%%

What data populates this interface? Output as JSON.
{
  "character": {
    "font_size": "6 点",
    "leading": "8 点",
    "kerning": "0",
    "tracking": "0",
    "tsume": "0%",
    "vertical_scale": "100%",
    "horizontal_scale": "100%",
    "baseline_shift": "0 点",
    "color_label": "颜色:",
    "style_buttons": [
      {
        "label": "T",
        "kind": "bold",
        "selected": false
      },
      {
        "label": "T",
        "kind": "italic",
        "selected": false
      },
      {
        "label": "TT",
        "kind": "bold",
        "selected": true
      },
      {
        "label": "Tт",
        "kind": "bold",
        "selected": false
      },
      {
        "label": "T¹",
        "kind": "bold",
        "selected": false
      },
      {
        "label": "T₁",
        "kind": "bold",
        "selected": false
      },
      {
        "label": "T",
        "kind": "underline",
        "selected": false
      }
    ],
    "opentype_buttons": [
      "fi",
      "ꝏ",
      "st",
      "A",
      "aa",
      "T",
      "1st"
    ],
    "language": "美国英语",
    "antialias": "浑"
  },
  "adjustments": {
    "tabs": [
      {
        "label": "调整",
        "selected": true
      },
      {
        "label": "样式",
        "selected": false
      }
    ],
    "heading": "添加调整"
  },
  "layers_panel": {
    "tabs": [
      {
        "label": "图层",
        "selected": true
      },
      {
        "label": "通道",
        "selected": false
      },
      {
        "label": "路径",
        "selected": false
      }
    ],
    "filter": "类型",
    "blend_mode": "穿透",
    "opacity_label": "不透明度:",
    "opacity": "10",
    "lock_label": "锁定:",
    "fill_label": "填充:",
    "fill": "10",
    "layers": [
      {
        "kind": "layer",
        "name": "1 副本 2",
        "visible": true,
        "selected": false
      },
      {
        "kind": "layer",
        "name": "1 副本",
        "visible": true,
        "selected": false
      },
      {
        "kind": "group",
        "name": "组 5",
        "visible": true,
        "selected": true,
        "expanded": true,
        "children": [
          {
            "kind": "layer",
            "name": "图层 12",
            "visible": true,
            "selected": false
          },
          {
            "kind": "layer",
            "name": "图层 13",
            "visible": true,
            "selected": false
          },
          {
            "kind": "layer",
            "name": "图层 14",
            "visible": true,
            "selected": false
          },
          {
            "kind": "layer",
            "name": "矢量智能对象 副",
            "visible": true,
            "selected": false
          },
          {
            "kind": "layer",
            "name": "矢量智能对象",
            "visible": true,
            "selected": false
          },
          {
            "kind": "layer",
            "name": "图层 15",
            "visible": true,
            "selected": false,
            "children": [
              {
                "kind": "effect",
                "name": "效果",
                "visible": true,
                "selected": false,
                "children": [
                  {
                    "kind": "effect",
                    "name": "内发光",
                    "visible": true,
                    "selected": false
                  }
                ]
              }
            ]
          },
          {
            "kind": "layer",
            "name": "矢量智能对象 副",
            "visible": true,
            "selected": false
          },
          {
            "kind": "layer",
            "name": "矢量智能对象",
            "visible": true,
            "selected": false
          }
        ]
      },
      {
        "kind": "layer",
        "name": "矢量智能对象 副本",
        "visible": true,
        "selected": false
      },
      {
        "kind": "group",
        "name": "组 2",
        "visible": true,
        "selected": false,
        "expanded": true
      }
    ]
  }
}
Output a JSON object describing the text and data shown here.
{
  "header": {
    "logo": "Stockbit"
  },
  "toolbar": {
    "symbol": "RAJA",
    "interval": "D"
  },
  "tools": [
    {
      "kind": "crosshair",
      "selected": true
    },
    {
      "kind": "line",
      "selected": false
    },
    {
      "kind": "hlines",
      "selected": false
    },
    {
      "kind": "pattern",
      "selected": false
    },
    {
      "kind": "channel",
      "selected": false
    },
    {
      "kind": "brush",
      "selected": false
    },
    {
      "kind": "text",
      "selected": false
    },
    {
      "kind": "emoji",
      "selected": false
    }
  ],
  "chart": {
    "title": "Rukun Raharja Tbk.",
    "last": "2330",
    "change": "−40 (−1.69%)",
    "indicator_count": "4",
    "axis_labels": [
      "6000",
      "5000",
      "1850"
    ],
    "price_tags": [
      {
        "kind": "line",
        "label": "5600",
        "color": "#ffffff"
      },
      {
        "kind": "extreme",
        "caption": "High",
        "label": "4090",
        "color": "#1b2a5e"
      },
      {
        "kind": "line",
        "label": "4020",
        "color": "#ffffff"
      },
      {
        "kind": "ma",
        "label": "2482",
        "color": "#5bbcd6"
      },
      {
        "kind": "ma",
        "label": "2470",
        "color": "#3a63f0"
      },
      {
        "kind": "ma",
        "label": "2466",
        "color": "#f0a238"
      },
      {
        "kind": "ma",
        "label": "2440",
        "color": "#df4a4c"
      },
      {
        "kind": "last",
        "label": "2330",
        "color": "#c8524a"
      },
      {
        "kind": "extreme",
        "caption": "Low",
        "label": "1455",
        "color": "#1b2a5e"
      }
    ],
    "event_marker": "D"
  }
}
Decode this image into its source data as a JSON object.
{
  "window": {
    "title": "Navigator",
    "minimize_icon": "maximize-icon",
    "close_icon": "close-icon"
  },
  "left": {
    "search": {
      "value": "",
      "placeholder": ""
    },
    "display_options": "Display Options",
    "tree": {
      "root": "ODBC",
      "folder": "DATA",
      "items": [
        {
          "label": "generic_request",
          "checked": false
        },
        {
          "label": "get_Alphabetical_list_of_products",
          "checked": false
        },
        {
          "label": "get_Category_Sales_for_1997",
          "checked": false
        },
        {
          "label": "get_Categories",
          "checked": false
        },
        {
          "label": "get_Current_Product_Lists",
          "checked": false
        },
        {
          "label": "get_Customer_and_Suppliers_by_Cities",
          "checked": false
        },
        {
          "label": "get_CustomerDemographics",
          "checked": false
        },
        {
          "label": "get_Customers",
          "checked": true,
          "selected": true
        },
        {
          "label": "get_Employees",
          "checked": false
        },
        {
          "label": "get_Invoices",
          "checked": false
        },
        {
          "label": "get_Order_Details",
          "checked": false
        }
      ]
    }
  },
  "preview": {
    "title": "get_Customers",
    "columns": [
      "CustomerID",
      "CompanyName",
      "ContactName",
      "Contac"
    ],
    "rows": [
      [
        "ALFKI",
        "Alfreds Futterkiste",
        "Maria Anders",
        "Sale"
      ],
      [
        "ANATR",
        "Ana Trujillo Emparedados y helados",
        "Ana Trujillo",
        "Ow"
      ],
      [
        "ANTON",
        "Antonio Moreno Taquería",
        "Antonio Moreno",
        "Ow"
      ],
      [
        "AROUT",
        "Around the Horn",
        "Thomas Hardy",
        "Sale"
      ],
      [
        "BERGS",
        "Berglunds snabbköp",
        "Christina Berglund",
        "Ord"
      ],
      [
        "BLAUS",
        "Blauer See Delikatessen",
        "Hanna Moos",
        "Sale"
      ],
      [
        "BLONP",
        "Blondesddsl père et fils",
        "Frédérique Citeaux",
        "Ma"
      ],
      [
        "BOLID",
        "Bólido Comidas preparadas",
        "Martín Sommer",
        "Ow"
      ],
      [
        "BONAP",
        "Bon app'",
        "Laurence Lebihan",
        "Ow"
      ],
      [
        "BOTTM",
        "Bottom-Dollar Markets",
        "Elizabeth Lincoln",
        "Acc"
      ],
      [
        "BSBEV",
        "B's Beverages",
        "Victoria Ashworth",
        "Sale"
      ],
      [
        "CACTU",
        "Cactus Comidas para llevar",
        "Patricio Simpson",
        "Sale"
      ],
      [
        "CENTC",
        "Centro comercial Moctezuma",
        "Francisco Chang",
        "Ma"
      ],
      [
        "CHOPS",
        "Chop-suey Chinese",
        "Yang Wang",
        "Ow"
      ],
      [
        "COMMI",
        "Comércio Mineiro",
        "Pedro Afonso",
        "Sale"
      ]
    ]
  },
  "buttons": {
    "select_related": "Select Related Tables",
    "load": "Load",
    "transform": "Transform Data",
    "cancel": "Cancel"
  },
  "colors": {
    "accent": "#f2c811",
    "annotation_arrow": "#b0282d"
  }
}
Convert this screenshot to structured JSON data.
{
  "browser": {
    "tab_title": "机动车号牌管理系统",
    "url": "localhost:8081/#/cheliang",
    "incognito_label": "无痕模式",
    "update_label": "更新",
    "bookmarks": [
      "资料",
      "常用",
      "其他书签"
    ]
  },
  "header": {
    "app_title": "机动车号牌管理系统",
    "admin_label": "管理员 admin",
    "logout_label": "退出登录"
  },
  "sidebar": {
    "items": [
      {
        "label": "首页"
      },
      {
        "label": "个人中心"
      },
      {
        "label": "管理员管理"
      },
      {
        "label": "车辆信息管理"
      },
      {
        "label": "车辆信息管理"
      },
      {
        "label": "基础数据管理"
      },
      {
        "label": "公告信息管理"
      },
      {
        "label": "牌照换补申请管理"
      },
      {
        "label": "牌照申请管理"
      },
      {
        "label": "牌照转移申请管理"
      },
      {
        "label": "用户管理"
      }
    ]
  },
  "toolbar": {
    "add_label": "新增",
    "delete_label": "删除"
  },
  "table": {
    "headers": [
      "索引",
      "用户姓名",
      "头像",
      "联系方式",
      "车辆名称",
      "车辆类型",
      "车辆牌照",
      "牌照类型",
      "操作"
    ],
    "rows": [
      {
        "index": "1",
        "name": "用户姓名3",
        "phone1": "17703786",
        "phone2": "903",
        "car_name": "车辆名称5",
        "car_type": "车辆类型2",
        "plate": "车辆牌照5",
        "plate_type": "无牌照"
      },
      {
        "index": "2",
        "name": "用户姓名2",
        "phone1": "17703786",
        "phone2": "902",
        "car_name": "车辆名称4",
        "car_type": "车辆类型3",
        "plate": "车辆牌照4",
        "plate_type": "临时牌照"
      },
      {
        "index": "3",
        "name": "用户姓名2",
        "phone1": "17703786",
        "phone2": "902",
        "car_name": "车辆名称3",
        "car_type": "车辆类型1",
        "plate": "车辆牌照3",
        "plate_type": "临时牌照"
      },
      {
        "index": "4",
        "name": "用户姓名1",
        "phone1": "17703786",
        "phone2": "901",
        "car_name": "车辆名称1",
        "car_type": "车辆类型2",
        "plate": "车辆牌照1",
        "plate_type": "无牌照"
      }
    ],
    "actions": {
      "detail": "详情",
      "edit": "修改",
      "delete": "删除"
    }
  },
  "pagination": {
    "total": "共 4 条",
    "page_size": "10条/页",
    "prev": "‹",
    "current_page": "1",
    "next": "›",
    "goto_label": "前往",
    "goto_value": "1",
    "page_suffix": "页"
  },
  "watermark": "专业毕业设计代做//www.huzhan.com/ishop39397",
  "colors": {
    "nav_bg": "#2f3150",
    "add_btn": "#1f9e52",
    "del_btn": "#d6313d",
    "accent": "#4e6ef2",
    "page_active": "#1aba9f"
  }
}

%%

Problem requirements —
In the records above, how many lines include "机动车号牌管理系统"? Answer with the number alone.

Answer for this exercise —
2